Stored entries
______

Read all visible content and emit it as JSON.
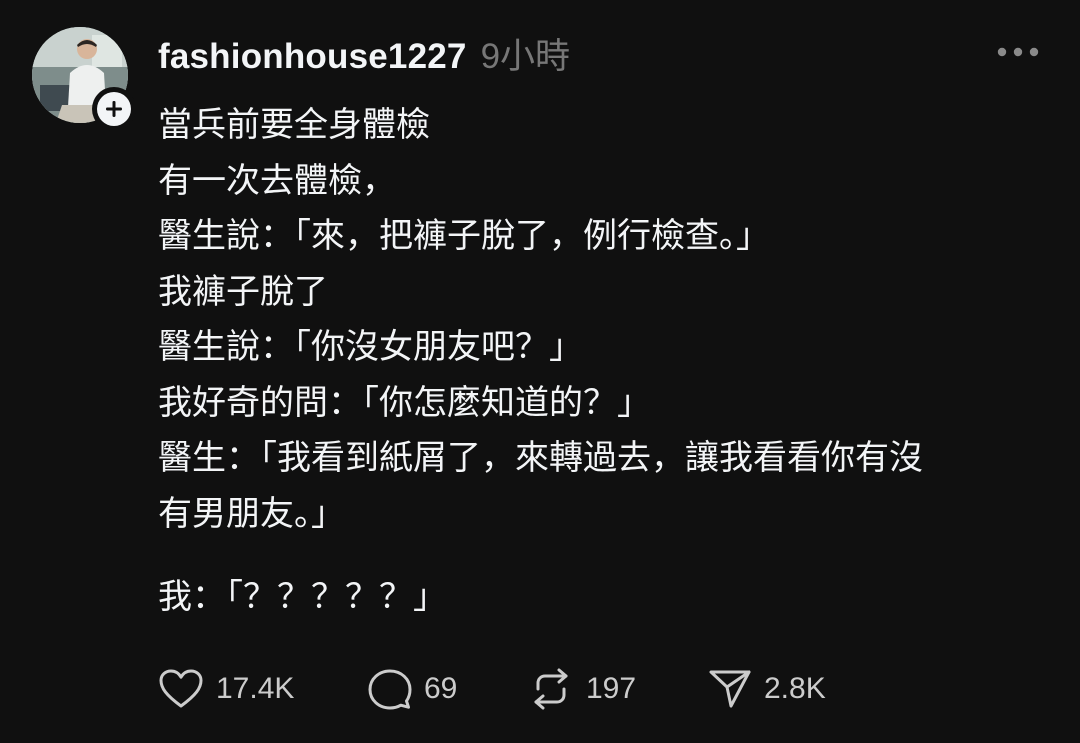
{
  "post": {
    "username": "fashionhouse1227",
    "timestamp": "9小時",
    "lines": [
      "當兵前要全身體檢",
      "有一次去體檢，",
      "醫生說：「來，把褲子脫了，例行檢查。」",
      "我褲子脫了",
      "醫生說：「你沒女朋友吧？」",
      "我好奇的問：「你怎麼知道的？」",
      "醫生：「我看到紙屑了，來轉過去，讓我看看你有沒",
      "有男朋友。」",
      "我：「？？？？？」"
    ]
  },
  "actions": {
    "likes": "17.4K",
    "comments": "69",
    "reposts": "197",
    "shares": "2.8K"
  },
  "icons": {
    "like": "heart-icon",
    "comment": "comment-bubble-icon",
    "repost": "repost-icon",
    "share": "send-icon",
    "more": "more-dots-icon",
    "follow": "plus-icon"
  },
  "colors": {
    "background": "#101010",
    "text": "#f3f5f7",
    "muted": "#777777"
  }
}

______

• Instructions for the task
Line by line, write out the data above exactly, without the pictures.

• Answer to this exercise
Read all visible content and emit it as JSON.
{
  "post": {
    "username": "fashionhouse1227",
    "timestamp": "9小時",
    "lines": [
      "當兵前要全身體檢",
      "有一次去體檢，",
      "醫生說：「來，把褲子脫了，例行檢查。」",
      "我褲子脫了",
      "醫生說：「你沒女朋友吧？」",
      "我好奇的問：「你怎麼知道的？」",
      "醫生：「我看到紙屑了，來轉過去，讓我看看你有沒",
      "有男朋友。」",
      "我：「？？？？？」"
    ]
  },
  "actions": {
    "likes": "17.4K",
    "comments": "69",
    "reposts": "197",
    "shares": "2.8K"
  },
  "icons": {
    "like": "heart-icon",
    "comment": "comment-bubble-icon",
    "repost": "repost-icon",
    "share": "send-icon",
    "more": "more-dots-icon",
    "follow": "plus-icon"
  },
  "colors": {
    "background": "#101010",
    "text": "#f3f5f7",
    "muted": "#777777"
  }
}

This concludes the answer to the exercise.